TASK STATEMENT
One number is the whole answer: how many lines of the material hold "selected".

MATERIAL FOR THIS EXERCISE
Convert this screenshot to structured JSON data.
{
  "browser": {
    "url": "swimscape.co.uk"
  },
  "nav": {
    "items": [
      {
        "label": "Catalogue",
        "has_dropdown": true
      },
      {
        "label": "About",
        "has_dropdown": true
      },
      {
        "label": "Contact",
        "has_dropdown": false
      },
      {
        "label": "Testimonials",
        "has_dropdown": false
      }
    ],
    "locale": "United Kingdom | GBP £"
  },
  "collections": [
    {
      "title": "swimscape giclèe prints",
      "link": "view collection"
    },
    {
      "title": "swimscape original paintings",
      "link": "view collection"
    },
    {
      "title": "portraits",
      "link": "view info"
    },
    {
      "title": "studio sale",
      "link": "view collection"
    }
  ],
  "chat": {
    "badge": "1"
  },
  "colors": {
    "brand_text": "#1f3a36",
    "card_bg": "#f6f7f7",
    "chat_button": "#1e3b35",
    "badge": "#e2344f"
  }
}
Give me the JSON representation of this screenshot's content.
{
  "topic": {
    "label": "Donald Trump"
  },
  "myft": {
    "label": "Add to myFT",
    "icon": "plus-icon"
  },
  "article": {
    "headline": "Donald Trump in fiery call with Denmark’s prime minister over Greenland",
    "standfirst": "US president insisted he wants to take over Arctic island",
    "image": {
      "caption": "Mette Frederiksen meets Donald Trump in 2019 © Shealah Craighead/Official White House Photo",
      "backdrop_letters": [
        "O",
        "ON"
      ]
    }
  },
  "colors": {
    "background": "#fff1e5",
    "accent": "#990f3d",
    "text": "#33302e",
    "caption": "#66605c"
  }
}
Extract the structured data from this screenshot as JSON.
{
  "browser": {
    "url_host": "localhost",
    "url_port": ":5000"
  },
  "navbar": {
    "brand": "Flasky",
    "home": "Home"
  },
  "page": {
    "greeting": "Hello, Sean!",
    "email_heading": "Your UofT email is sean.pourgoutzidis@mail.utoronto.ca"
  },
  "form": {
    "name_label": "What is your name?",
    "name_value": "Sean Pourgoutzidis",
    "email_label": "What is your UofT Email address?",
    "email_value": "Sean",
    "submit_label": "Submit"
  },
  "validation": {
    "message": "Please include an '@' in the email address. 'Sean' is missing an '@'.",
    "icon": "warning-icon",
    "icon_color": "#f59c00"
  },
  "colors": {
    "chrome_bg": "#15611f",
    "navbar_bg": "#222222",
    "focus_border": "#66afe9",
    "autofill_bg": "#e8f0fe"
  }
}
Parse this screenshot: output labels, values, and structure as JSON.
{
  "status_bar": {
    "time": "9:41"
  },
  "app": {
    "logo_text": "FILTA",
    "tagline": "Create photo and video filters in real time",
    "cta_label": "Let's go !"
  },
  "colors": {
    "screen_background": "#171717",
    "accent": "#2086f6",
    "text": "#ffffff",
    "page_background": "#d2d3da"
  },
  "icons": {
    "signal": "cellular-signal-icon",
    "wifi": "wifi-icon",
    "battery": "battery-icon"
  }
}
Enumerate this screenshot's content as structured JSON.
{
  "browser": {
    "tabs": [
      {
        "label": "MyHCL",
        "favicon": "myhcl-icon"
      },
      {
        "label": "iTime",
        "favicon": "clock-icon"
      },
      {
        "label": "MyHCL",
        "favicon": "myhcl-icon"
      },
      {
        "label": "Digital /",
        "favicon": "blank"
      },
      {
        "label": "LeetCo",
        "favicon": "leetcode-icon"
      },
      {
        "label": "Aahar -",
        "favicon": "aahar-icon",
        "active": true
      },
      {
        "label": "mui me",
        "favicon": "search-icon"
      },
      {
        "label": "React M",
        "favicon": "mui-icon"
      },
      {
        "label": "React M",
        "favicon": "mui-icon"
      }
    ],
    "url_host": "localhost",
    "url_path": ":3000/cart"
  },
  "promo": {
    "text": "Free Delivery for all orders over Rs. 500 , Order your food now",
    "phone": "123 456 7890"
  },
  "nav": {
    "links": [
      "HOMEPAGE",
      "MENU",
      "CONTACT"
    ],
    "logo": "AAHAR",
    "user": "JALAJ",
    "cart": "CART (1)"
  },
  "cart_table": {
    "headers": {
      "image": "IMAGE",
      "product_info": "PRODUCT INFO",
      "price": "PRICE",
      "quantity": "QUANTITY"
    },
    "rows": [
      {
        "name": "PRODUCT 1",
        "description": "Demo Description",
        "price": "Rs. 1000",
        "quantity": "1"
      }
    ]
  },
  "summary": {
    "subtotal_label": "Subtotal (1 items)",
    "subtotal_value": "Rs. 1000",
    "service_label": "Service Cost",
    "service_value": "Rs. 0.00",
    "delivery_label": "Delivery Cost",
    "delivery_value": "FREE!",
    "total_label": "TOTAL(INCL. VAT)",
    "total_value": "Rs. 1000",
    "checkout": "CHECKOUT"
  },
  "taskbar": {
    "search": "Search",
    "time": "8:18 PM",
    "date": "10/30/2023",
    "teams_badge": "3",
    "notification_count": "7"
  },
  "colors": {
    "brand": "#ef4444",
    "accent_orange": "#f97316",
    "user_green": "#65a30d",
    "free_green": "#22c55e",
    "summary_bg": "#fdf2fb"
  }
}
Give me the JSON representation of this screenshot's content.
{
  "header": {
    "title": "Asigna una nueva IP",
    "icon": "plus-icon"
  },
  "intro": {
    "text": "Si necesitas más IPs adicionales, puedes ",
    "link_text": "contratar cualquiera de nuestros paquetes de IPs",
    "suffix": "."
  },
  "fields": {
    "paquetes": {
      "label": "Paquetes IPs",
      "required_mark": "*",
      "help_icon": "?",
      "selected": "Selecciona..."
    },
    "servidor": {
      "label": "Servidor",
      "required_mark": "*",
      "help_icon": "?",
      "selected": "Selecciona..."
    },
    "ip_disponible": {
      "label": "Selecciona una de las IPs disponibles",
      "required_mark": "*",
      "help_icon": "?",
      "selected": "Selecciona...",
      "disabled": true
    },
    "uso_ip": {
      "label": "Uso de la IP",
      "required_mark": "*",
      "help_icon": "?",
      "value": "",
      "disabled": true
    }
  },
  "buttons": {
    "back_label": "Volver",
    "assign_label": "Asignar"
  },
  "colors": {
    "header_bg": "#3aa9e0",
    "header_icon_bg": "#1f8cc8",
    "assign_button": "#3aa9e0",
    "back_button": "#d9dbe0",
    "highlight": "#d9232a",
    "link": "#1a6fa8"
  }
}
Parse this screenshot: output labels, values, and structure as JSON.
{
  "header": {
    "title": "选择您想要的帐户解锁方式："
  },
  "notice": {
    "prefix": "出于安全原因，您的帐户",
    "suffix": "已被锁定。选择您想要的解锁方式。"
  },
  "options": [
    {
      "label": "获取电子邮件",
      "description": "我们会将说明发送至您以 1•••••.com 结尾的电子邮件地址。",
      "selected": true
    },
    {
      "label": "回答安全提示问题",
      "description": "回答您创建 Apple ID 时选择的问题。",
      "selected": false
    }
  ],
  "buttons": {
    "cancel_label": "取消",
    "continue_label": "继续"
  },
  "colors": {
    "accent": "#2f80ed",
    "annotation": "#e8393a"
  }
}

RESULT OF THE EXERCISE
5